##### DATA SHOWN #####

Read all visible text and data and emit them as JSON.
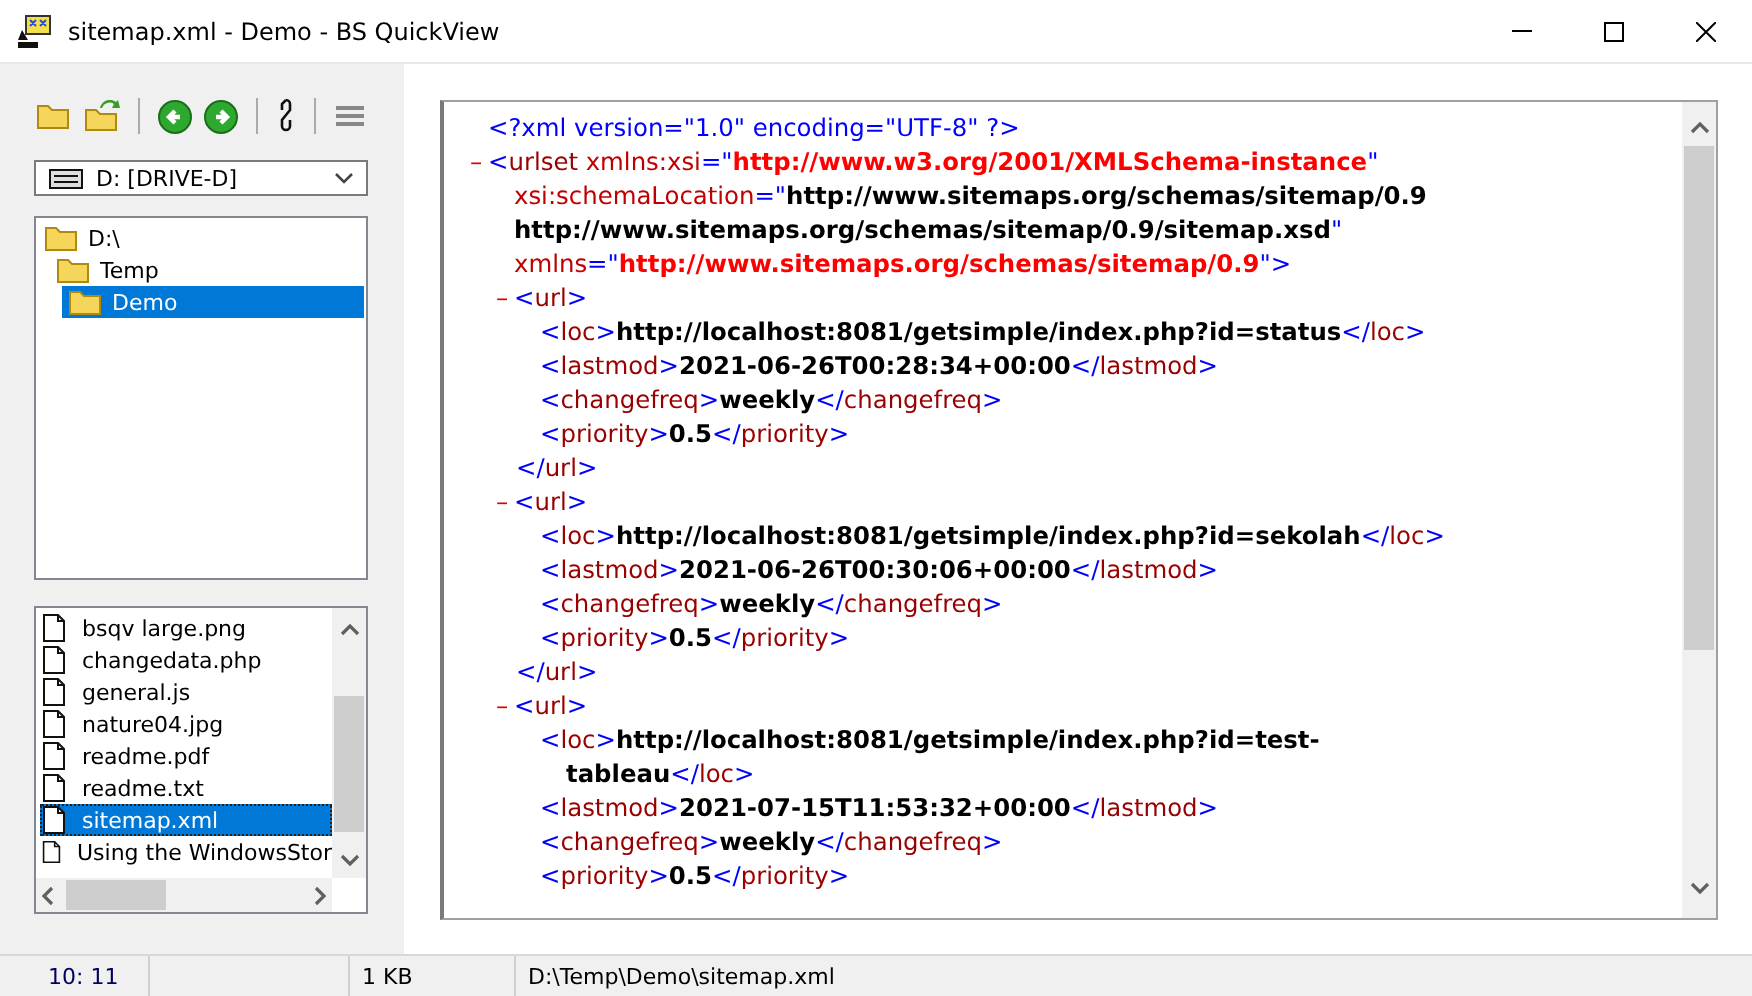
{
  "window": {
    "title": "sitemap.xml - Demo - BS QuickView"
  },
  "drive": {
    "value": "D: [DRIVE-D]"
  },
  "folders": [
    {
      "label": "D:\\",
      "selected": false,
      "children": [
        {
          "label": "Temp",
          "selected": false,
          "children": [
            {
              "label": "Demo",
              "selected": true
            }
          ]
        }
      ]
    }
  ],
  "files": [
    {
      "name": "bsqv large.png",
      "selected": false
    },
    {
      "name": "changedata.php",
      "selected": false
    },
    {
      "name": "general.js",
      "selected": false
    },
    {
      "name": "nature04.jpg",
      "selected": false
    },
    {
      "name": "readme.pdf",
      "selected": false
    },
    {
      "name": "readme.txt",
      "selected": false
    },
    {
      "name": "sitemap.xml",
      "selected": true
    },
    {
      "name": "Using the WindowsStor",
      "selected": false
    }
  ],
  "document": [
    {
      "kind": "pi",
      "lines": [
        [
          {
            "kind": "punct",
            "text": "<?xml version=\"1.0\" encoding=\"UTF-8\" ?>"
          }
        ]
      ]
    },
    {
      "kind": "element",
      "toggle": "–",
      "expanded": true,
      "lines": [
        [
          {
            "kind": "punct",
            "text": "<"
          },
          {
            "kind": "tag",
            "text": "urlset"
          },
          {
            "kind": "attr",
            "text": " xmlns:xsi"
          },
          {
            "kind": "punct",
            "text": "=\""
          },
          {
            "kind": "value",
            "text": "http://www.w3.org/2001/XMLSchema-instance"
          },
          {
            "kind": "punct",
            "text": "\""
          }
        ],
        [
          {
            "kind": "attr",
            "text": "xsi:schemaLocation"
          },
          {
            "kind": "punct",
            "text": "=\""
          },
          {
            "kind": "text",
            "text": "http://www.sitemaps.org/schemas/sitemap/0.9"
          }
        ],
        [
          {
            "kind": "text",
            "text": "http://www.sitemaps.org/schemas/sitemap/0.9/sitemap.xsd"
          },
          {
            "kind": "punct",
            "text": "\""
          }
        ],
        [
          {
            "kind": "attr",
            "text": "xmlns"
          },
          {
            "kind": "punct",
            "text": "=\""
          },
          {
            "kind": "value",
            "text": "http://www.sitemaps.org/schemas/sitemap/0.9"
          },
          {
            "kind": "punct",
            "text": "\">"
          }
        ]
      ],
      "children": [
        {
          "kind": "element",
          "toggle": "–",
          "expanded": true,
          "lines": [
            [
              {
                "kind": "punct",
                "text": "<"
              },
              {
                "kind": "tag",
                "text": "url"
              },
              {
                "kind": "punct",
                "text": ">"
              }
            ]
          ],
          "children": [
            {
              "kind": "leaf",
              "lines": [
                [
                  {
                    "kind": "punct",
                    "text": "<"
                  },
                  {
                    "kind": "tag",
                    "text": "loc"
                  },
                  {
                    "kind": "punct",
                    "text": ">"
                  },
                  {
                    "kind": "text",
                    "text": "http://localhost:8081/getsimple/index.php?id=status"
                  },
                  {
                    "kind": "punct",
                    "text": "</"
                  },
                  {
                    "kind": "tag",
                    "text": "loc"
                  },
                  {
                    "kind": "punct",
                    "text": ">"
                  }
                ]
              ]
            },
            {
              "kind": "leaf",
              "lines": [
                [
                  {
                    "kind": "punct",
                    "text": "<"
                  },
                  {
                    "kind": "tag",
                    "text": "lastmod"
                  },
                  {
                    "kind": "punct",
                    "text": ">"
                  },
                  {
                    "kind": "text",
                    "text": "2021-06-26T00:28:34+00:00"
                  },
                  {
                    "kind": "punct",
                    "text": "</"
                  },
                  {
                    "kind": "tag",
                    "text": "lastmod"
                  },
                  {
                    "kind": "punct",
                    "text": ">"
                  }
                ]
              ]
            },
            {
              "kind": "leaf",
              "lines": [
                [
                  {
                    "kind": "punct",
                    "text": "<"
                  },
                  {
                    "kind": "tag",
                    "text": "changefreq"
                  },
                  {
                    "kind": "punct",
                    "text": ">"
                  },
                  {
                    "kind": "text",
                    "text": "weekly"
                  },
                  {
                    "kind": "punct",
                    "text": "</"
                  },
                  {
                    "kind": "tag",
                    "text": "changefreq"
                  },
                  {
                    "kind": "punct",
                    "text": ">"
                  }
                ]
              ]
            },
            {
              "kind": "leaf",
              "lines": [
                [
                  {
                    "kind": "punct",
                    "text": "<"
                  },
                  {
                    "kind": "tag",
                    "text": "priority"
                  },
                  {
                    "kind": "punct",
                    "text": ">"
                  },
                  {
                    "kind": "text",
                    "text": "0.5"
                  },
                  {
                    "kind": "punct",
                    "text": "</"
                  },
                  {
                    "kind": "tag",
                    "text": "priority"
                  },
                  {
                    "kind": "punct",
                    "text": ">"
                  }
                ]
              ]
            }
          ],
          "close": [
            {
              "kind": "punct",
              "text": "</"
            },
            {
              "kind": "tag",
              "text": "url"
            },
            {
              "kind": "punct",
              "text": ">"
            }
          ]
        },
        {
          "kind": "element",
          "toggle": "–",
          "expanded": true,
          "lines": [
            [
              {
                "kind": "punct",
                "text": "<"
              },
              {
                "kind": "tag",
                "text": "url"
              },
              {
                "kind": "punct",
                "text": ">"
              }
            ]
          ],
          "children": [
            {
              "kind": "leaf",
              "lines": [
                [
                  {
                    "kind": "punct",
                    "text": "<"
                  },
                  {
                    "kind": "tag",
                    "text": "loc"
                  },
                  {
                    "kind": "punct",
                    "text": ">"
                  },
                  {
                    "kind": "text",
                    "text": "http://localhost:8081/getsimple/index.php?id=sekolah"
                  },
                  {
                    "kind": "punct",
                    "text": "</"
                  },
                  {
                    "kind": "tag",
                    "text": "loc"
                  },
                  {
                    "kind": "punct",
                    "text": ">"
                  }
                ]
              ]
            },
            {
              "kind": "leaf",
              "lines": [
                [
                  {
                    "kind": "punct",
                    "text": "<"
                  },
                  {
                    "kind": "tag",
                    "text": "lastmod"
                  },
                  {
                    "kind": "punct",
                    "text": ">"
                  },
                  {
                    "kind": "text",
                    "text": "2021-06-26T00:30:06+00:00"
                  },
                  {
                    "kind": "punct",
                    "text": "</"
                  },
                  {
                    "kind": "tag",
                    "text": "lastmod"
                  },
                  {
                    "kind": "punct",
                    "text": ">"
                  }
                ]
              ]
            },
            {
              "kind": "leaf",
              "lines": [
                [
                  {
                    "kind": "punct",
                    "text": "<"
                  },
                  {
                    "kind": "tag",
                    "text": "changefreq"
                  },
                  {
                    "kind": "punct",
                    "text": ">"
                  },
                  {
                    "kind": "text",
                    "text": "weekly"
                  },
                  {
                    "kind": "punct",
                    "text": "</"
                  },
                  {
                    "kind": "tag",
                    "text": "changefreq"
                  },
                  {
                    "kind": "punct",
                    "text": ">"
                  }
                ]
              ]
            },
            {
              "kind": "leaf",
              "lines": [
                [
                  {
                    "kind": "punct",
                    "text": "<"
                  },
                  {
                    "kind": "tag",
                    "text": "priority"
                  },
                  {
                    "kind": "punct",
                    "text": ">"
                  },
                  {
                    "kind": "text",
                    "text": "0.5"
                  },
                  {
                    "kind": "punct",
                    "text": "</"
                  },
                  {
                    "kind": "tag",
                    "text": "priority"
                  },
                  {
                    "kind": "punct",
                    "text": ">"
                  }
                ]
              ]
            }
          ],
          "close": [
            {
              "kind": "punct",
              "text": "</"
            },
            {
              "kind": "tag",
              "text": "url"
            },
            {
              "kind": "punct",
              "text": ">"
            }
          ]
        },
        {
          "kind": "element",
          "toggle": "–",
          "expanded": true,
          "lines": [
            [
              {
                "kind": "punct",
                "text": "<"
              },
              {
                "kind": "tag",
                "text": "url"
              },
              {
                "kind": "punct",
                "text": ">"
              }
            ]
          ],
          "children": [
            {
              "kind": "leaf",
              "lines": [
                [
                  {
                    "kind": "punct",
                    "text": "<"
                  },
                  {
                    "kind": "tag",
                    "text": "loc"
                  },
                  {
                    "kind": "punct",
                    "text": ">"
                  },
                  {
                    "kind": "text",
                    "text": "http://localhost:8081/getsimple/index.php?id=test-"
                  }
                ],
                [
                  {
                    "kind": "text",
                    "text": "tableau"
                  },
                  {
                    "kind": "punct",
                    "text": "</"
                  },
                  {
                    "kind": "tag",
                    "text": "loc"
                  },
                  {
                    "kind": "punct",
                    "text": ">"
                  }
                ]
              ]
            },
            {
              "kind": "leaf",
              "lines": [
                [
                  {
                    "kind": "punct",
                    "text": "<"
                  },
                  {
                    "kind": "tag",
                    "text": "lastmod"
                  },
                  {
                    "kind": "punct",
                    "text": ">"
                  },
                  {
                    "kind": "text",
                    "text": "2021-07-15T11:53:32+00:00"
                  },
                  {
                    "kind": "punct",
                    "text": "</"
                  },
                  {
                    "kind": "tag",
                    "text": "lastmod"
                  },
                  {
                    "kind": "punct",
                    "text": ">"
                  }
                ]
              ]
            },
            {
              "kind": "leaf",
              "lines": [
                [
                  {
                    "kind": "punct",
                    "text": "<"
                  },
                  {
                    "kind": "tag",
                    "text": "changefreq"
                  },
                  {
                    "kind": "punct",
                    "text": ">"
                  },
                  {
                    "kind": "text",
                    "text": "weekly"
                  },
                  {
                    "kind": "punct",
                    "text": "</"
                  },
                  {
                    "kind": "tag",
                    "text": "changefreq"
                  },
                  {
                    "kind": "punct",
                    "text": ">"
                  }
                ]
              ]
            },
            {
              "kind": "leaf",
              "lines": [
                [
                  {
                    "kind": "punct",
                    "text": "<"
                  },
                  {
                    "kind": "tag",
                    "text": "priority"
                  },
                  {
                    "kind": "punct",
                    "text": ">"
                  },
                  {
                    "kind": "text",
                    "text": "0.5"
                  },
                  {
                    "kind": "punct",
                    "text": "</"
                  },
                  {
                    "kind": "tag",
                    "text": "priority"
                  },
                  {
                    "kind": "punct",
                    "text": ">"
                  }
                ]
              ]
            }
          ]
        }
      ]
    }
  ],
  "status_bar": {
    "position": "10: 11",
    "size": "1 KB",
    "path": "D:\\Temp\\Demo\\sitemap.xml"
  }
}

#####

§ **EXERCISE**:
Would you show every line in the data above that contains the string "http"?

§ **EXERCISE OUTPUT**:
            "text": "http://www.w3.org/2001/XMLSchema-instance"
            "text": "http://www.sitemaps.org/schemas/sitemap/0.9"
            "text": "http://www.sitemaps.org/schemas/sitemap/0.9/sitemap.xsd"
            "text": "http://www.sitemaps.org/schemas/sitemap/0.9"
                    "text": "http://localhost:8081/getsimple/index.php?id=status"
                    "text": "http://localhost:8081/getsimple/index.php?id=sekolah"
                    "text": "http://localhost:8081/getsimple/index.php?id=test-"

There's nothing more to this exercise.